In this series, The more you know, the better you do, our summer intern Amber Byrd will look at different concepts that impact the fight for reproductive freedom in Ohio. First off, we’re going to look at a topic near and dear to our mission: Maternal Mortality.

What is it?

Maternal Mortality can be defined as the death of a woman or persons during pregnancy or within one year of pregnancy from complications.

In the United States, approximately 700 women die yearly from pregnancy or delivery complications.

Who does it affect?

There is a racial and ethnic disparity in pregnancy related mortality. Black women are 3 to 4 times more likely to die during childbirth or from pregnancy related causes.

Black women with at least a college education are 5.2 times more likely to suffer pregnancy related mortality (CDC, 2019).

What causes it?

Inadequate healthcare services and lack of healthcare options.

Discrimination in the healthcare field. For example, in 2018, 22% of Black women reported discrimination by a doctor or healthcare provider because of their race and or socioeconomic status.

Black women experience weathering which is the idea that Black women’s bodies age more rapidly than White women because they experience discrimination, racism and even socioeconomic disadvantages. This can lead to complications during pregnancy such as preeclampsia, hemorrhaging, and premature birth.

Black women often report pregnancy related issues however, their concerns and experiences are often ignored or invalidated. This leads to complications during or after childbirth and often results in death.

Why this matters?

Every human has a birth parent.

Reducing maternal mortality results in better outcomes for us as a society and helps to eliminate racial disparities and socioeconomic disparities.

The U.S. has an advanced medical system and modern medicine makes maternal mortality very preventable.
When we examine maternal mortality rates it highlights the gross racial and socioeconomic inequalities that exist within the United States.

What we can do about it

Believe Black women. Protect Black women.

Educate those in our communities about maternal mortality.

Broadcast the voices of those affected by sharing their stories.

Propose and provide testimony for legislation that will protect those most vulnerable such as expanding healthcare coverage.

Advocate for more funding for hospitals in underfunded areas.
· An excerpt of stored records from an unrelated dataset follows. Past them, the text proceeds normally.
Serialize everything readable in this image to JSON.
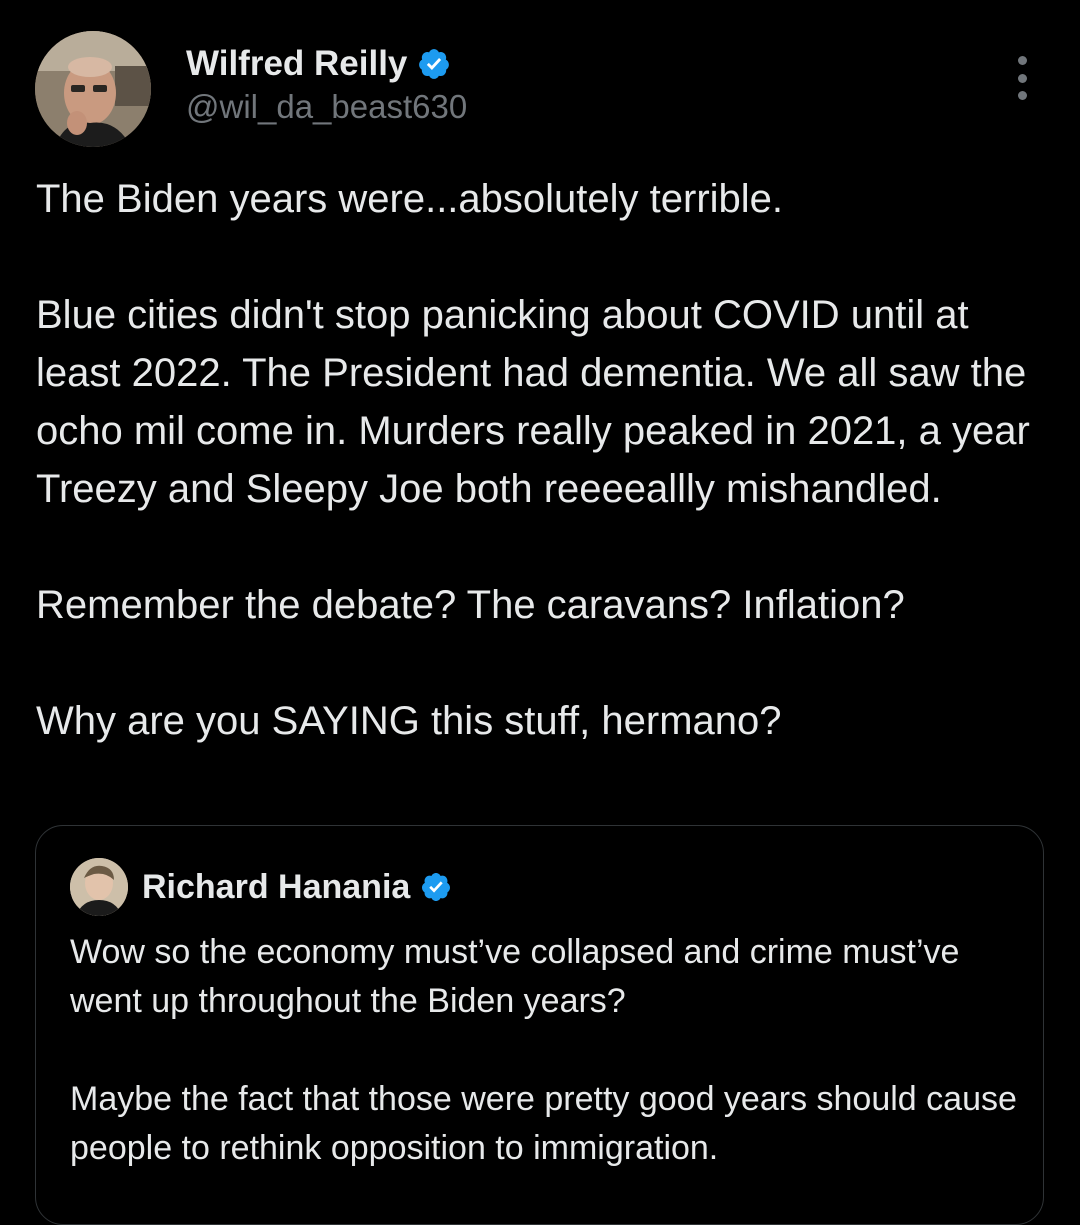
{
  "author": {
    "display_name": "Wilfred Reilly",
    "handle": "@wil_da_beast630",
    "verified_icon": "verified-badge-icon",
    "accent": "#1d9bf0"
  },
  "tweet": {
    "paragraphs": [
      "The Biden years were...absolutely terrible.",
      "Blue cities didn't stop panicking about COVID until at least 2022. The President had dementia. We all saw the ocho mil come in. Murders really peaked in 2021, a year Treezy and Sleepy Joe both reeeeallly mishandled.",
      "Remember the debate? The caravans? Inflation?",
      "Why are you SAYING this stuff, hermano?"
    ]
  },
  "quoted": {
    "display_name": "Richard Hanania",
    "verified_icon": "verified-badge-icon",
    "paragraphs": [
      "Wow so the economy must’ve collapsed and crime must’ve went up throughout the Biden years?",
      "Maybe the fact that those were pretty good years should cause people to rethink opposition to immigration."
    ]
  },
  "colors": {
    "background": "#000000",
    "text_primary": "#e7e9ea",
    "text_secondary": "#71767b",
    "border": "#2f3336"
  }
}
Dismantle systemic inequalities and eliminate systemic discrimination in healthcare and the medical field.

Resources

https://www.cdc.gov/reproductivehealth/maternal-mortality/index.html

https://www.nationalpartnership.org/our-work/health/reports/black-womens-maternal-health.html

https://www.npr.org/sections/codeswitch/2018/01/14/577664626/making-the-case-that-discrimination-is-bad-for-your-health

https://www.ncbi.nlm.nih.gov/pmc/articles/PMC5915910/

https://www.cdc.gov/media/releases/2019/p0905-racial-ethnic-disparities-pregnancy-deaths.html


About the author

My name is Amber Byrd. I am a second-year doctoral student studying Sociology (Medical Sociology and Social Inequality) at Case Western Reserve University. I am a summer intern at NARAL Pro-Choice Ohio. I will be presenting a series of information about reproductive justice and issues facing the Black body. In the age of Black Lives Matter, it is important to understand the lasting effects of systemic racism and how it pertains to reproductive justice and reproductive health. I will present this information through a series of fact sheets that will be published once a week. I hope you will join me in learning more about this extremely important topic. It is important that we all work together to create a more equitable future for the current and future generations.

Back to News